In its petition for review, Compuware raised the following issues: (1) whether the ALJ erred in finding that Schillinger had engaged in concerted activity; (2) whether the ALJ erred when he failed to address the issue of employer knowledge as an element required to be proven by the Board; (3) whether the ALJ erred in his conclusion that Peat Marwick was not entitled to promulgate a work rule which prohibits employee communication of work-related concerns with Peat Marwick's client; (4) whether the ALJ erred when he failed to balance Peat Marwick's work rule against any incidental effect on employee rights under the Act; (5) whether the ALJ erred in finding that an ongoing labor dispute is not required to justify employees approaching third parties with work-related complaints, and in finding that an ongoing labor dispute was present in this case; (6) whether the ALJ erred in failing to address the issue of whether Schillinger's discharge was motivated by or substantially based upon his participation in alleged protected activity; (7) whether the ALJ erred in holding Compuware responsible for the actions of Peat Marwick; and (8) whether the remedy ordered by the ALJ was inappropriate, does not effectuate the purposes of the Act and is not justified by the record. The Board adopted as its own with minor modifications the decision by the ALJ, including rulings, findings, and conclusions

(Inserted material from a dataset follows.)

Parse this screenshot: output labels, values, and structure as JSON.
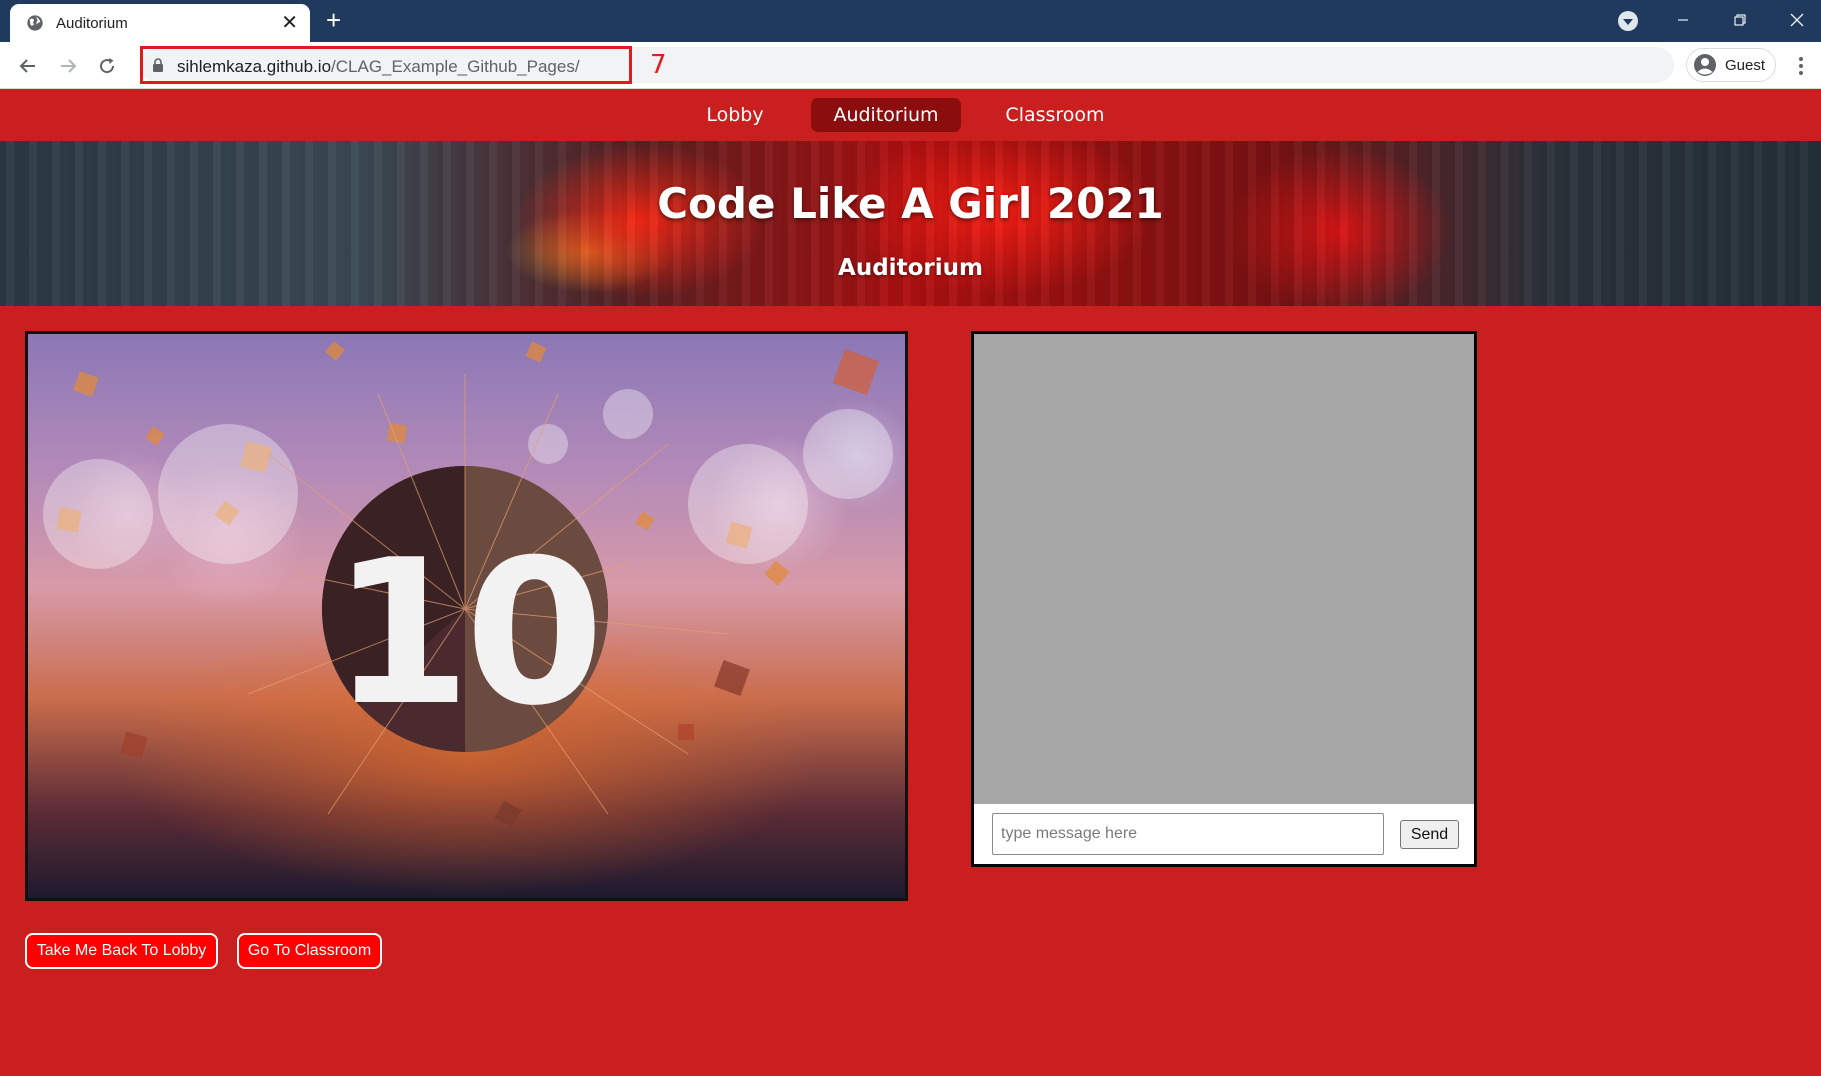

In NLRB v. Webcor Packaging, Inc., 118 F.3d 1115 (6th Cir.1997), we articulated that the standard of review under Holly Farms is that if Congress has not spoken on an issue, the Board is entitled to deference so long as its interpretation of the Act is a reasonable one. Id. at 1119 (citing Holly Farms Corp. v. NLRB, 517 U.S. 392, 116 S.Ct. 1396, 134 L.Ed.2d 593 (1996)). This standard of review accords with Sixth Circuit precedent giving deference to legal determinations of the Board. See Emery Realty, Inc. v. NLRB, 863 F.2d 1259, 1262 (6th Cir.1988); General Truck Drivers, Chauffeurs, Warehousemen and Helpers of Am., Local No. 957 v. NLRB, 934 F.2d 732, 735 (6th Cir.1991)


In Manimark, this court held that employee Hurley Fields had not engaged in protected concerted activity because there was no "evidence that Fields was acting in anyone's interest but his own...." Manimark, 7 F.3d at 551. This court noted that Fields brought up group complaints as an afterthought to a conversation concerning his commissions. This court further emphasized that "Fields' refusal to follow up on the problems by arranging a group meeting weakens his argument that he was acting on behalf of other drivers." Id. This court did not simply look at the group nature of the complaint. Rather, this court looked at other evidence to indicate if coworkers had decided to act upon their complaints. This court did not find evidence to indicate Fields' coworkers wanted to pursue any action


The correct spelling of Roger Diamond's last name is Dymond